Received: 10 July 2019; Accepted: 12 February 2020;
Published: 04 March 2020.

Edited by:

Zhongtang Yu, The Ohio State University, United States

Reviewed by:

Xianyong Ma, Guangdong Academy of Agricultural Sciences (GDAAS), China
Nadia Everaert, University of Liège, Belgium

Copyright © 2020 Stolzenbach, Myhill, Andersen, Krych, Mejer, Williams, Nejsum, Stensvold, Nielsen and Thamsborg.

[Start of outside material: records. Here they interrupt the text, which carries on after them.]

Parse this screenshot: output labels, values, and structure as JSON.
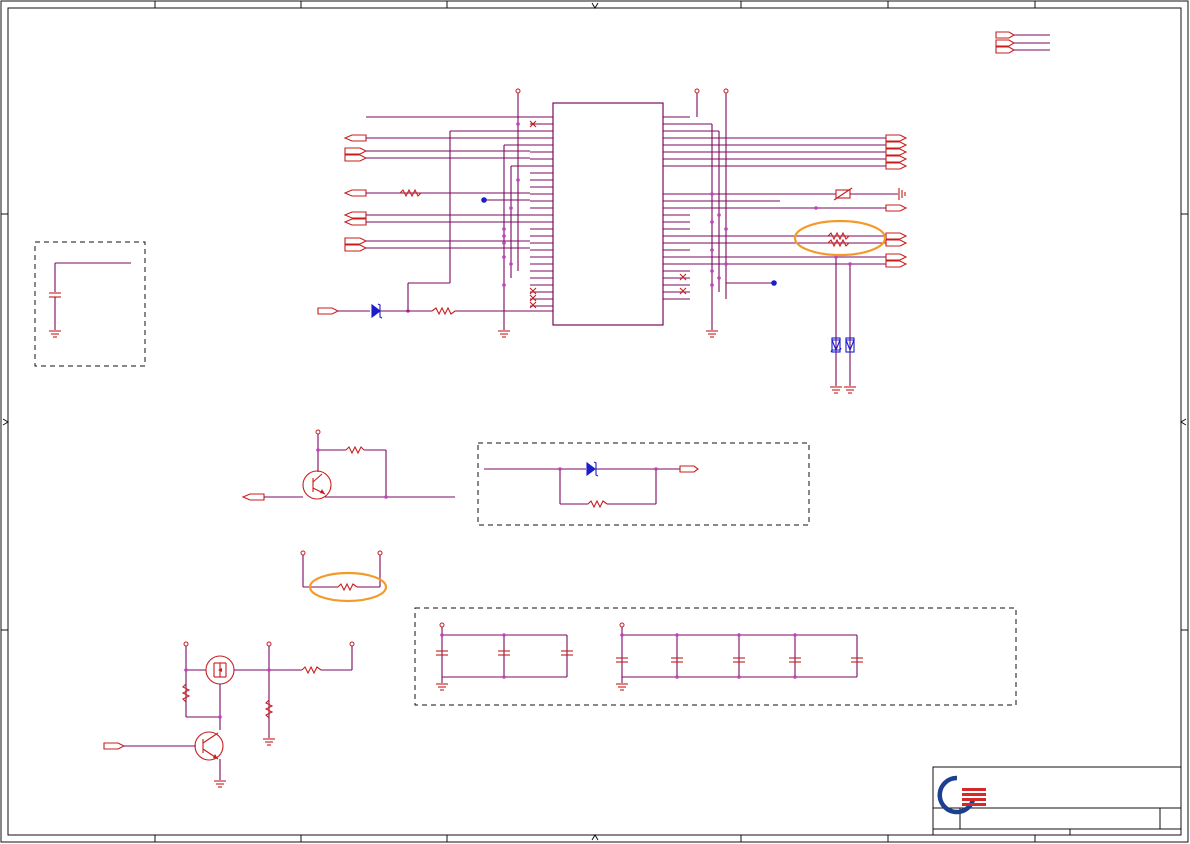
{
  "schematic": {
    "wire_color": "#7a0a5c",
    "component_color": "#c81d1d",
    "diode_color": "#1d1dcc",
    "highlight_color": "#f39a2b",
    "frame_color": "#111111"
  },
  "title_block": {
    "logo_colors": {
      "ring": "#1d3f8f",
      "stripes": "#d62828"
    },
    "logo_icon": "company-logo-icon"
  }
}
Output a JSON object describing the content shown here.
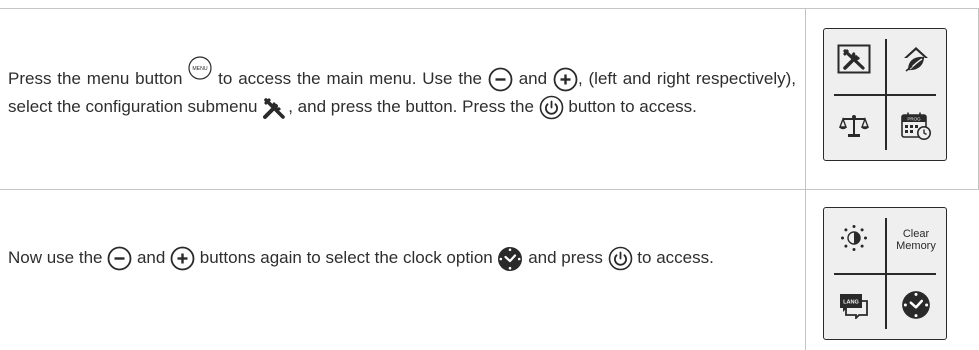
{
  "rows": [
    {
      "parts": [
        "Press the menu button ",
        " to access the main menu. Use the ",
        " and ",
        ", (left and right respectively), select the configuration submenu ",
        ", and press the button.  Press the ",
        " button to access."
      ]
    },
    {
      "parts": [
        "Now use the ",
        " and ",
        " buttons again to select the clock option ",
        " and press ",
        " to access."
      ]
    }
  ],
  "icons": {
    "menu_button_label": "MENU",
    "prog_label": "PROG",
    "lang_label": "LANG"
  },
  "panel2": {
    "clear_memory_line1": "Clear",
    "clear_memory_line2": "Memory"
  }
}
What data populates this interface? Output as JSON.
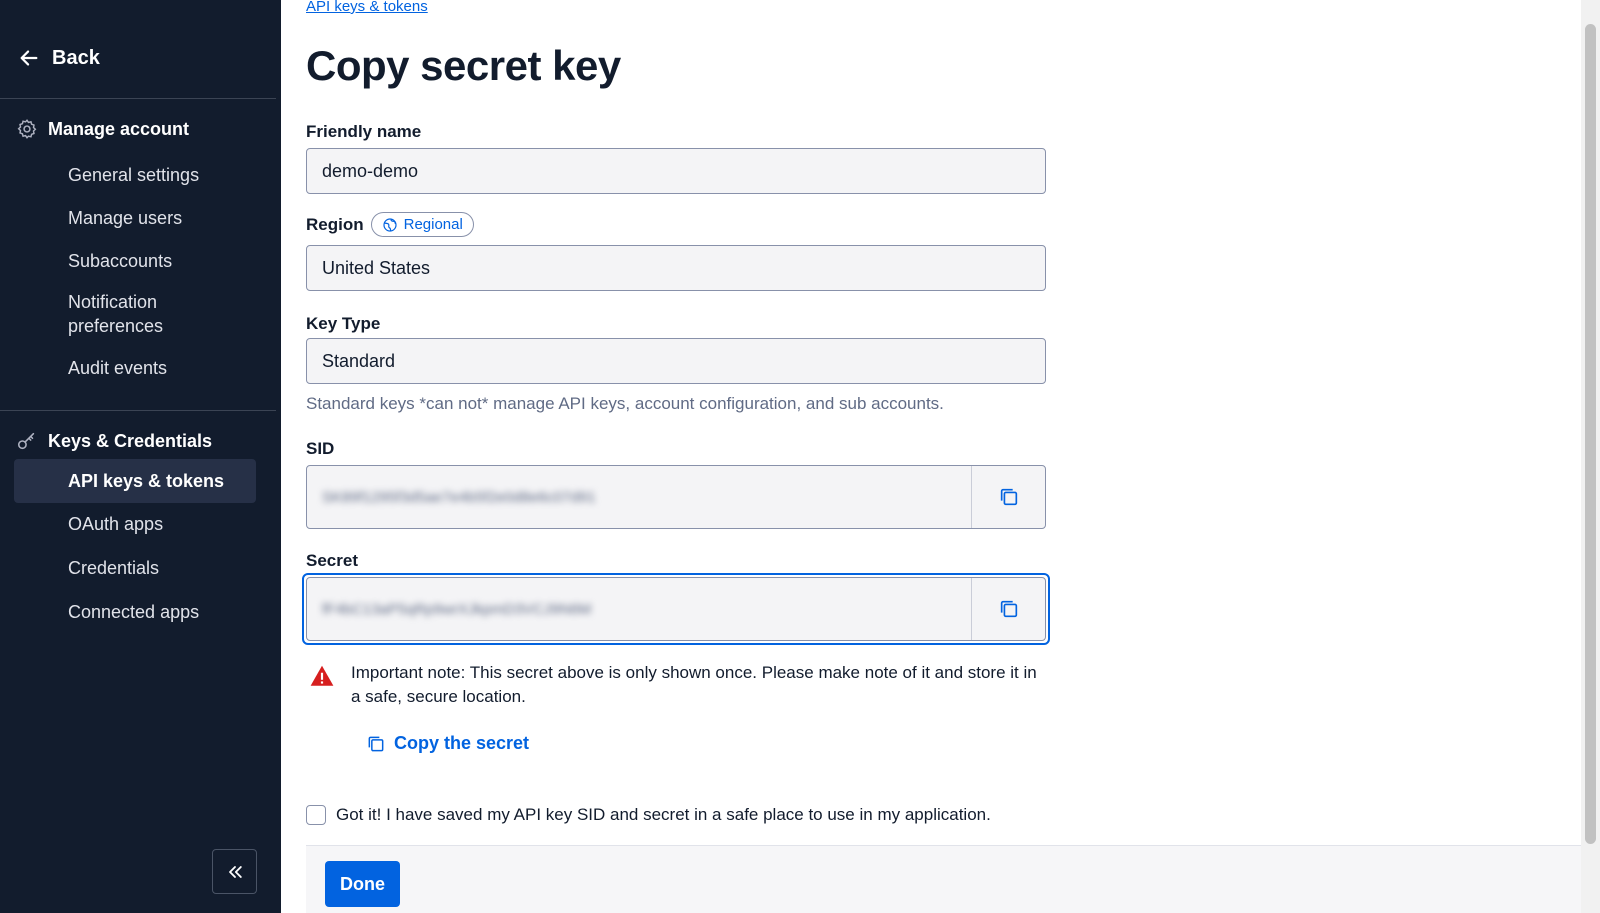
{
  "sidebar": {
    "back_label": "Back",
    "sections": [
      {
        "title": "Manage account",
        "icon": "gear-icon",
        "items": [
          "General settings",
          "Manage users",
          "Subaccounts",
          "Notification preferences",
          "Audit events"
        ]
      },
      {
        "title": "Keys & Credentials",
        "icon": "key-icon",
        "items": [
          "API keys & tokens",
          "OAuth apps",
          "Credentials",
          "Connected apps"
        ]
      }
    ],
    "active_item": "API keys & tokens"
  },
  "main": {
    "breadcrumb": "API keys & tokens",
    "title": "Copy secret key",
    "friendly_name": {
      "label": "Friendly name",
      "value": "demo-demo"
    },
    "region": {
      "label": "Region",
      "badge": "Regional",
      "value": "United States"
    },
    "key_type": {
      "label": "Key Type",
      "value": "Standard",
      "help": "Standard keys *can not* manage API keys, account configuration, and sub accounts."
    },
    "sid": {
      "label": "SID",
      "value": "SK89f1295f3d5ae7e4b5f2e0d8e6c07d91"
    },
    "secret": {
      "label": "Secret",
      "value": "fF4bC13aP5qRp9wrXJkpmD3VCJ9N6M"
    },
    "note": "Important note: This secret above is only shown once. Please make note of it and store it in a safe, secure location.",
    "copy_secret_label": "Copy the secret",
    "acknowledge_label": "Got it! I have saved my API key SID and secret in a safe place to use in my application.",
    "done_label": "Done"
  },
  "colors": {
    "sidebar_bg": "#121c2d",
    "accent": "#0263e0",
    "warning": "#d61f1f"
  }
}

This is an open-access article distributed under the terms of the Creative Commons Attribution License (CC BY). The use, distribution or reproduction in other forums is permitted, provided the original author(s) and the copyright owner(s) are credited and that the original publication in this journal is cited, in accordance with accepted academic practice. No use, distribution or reproduction is permitted which does not comply with these terms.

*Correspondence: Sophie Stolzenbach, sophie@sund.ku.dk; Stig M. Thamsborg, smt@sund.ku.dk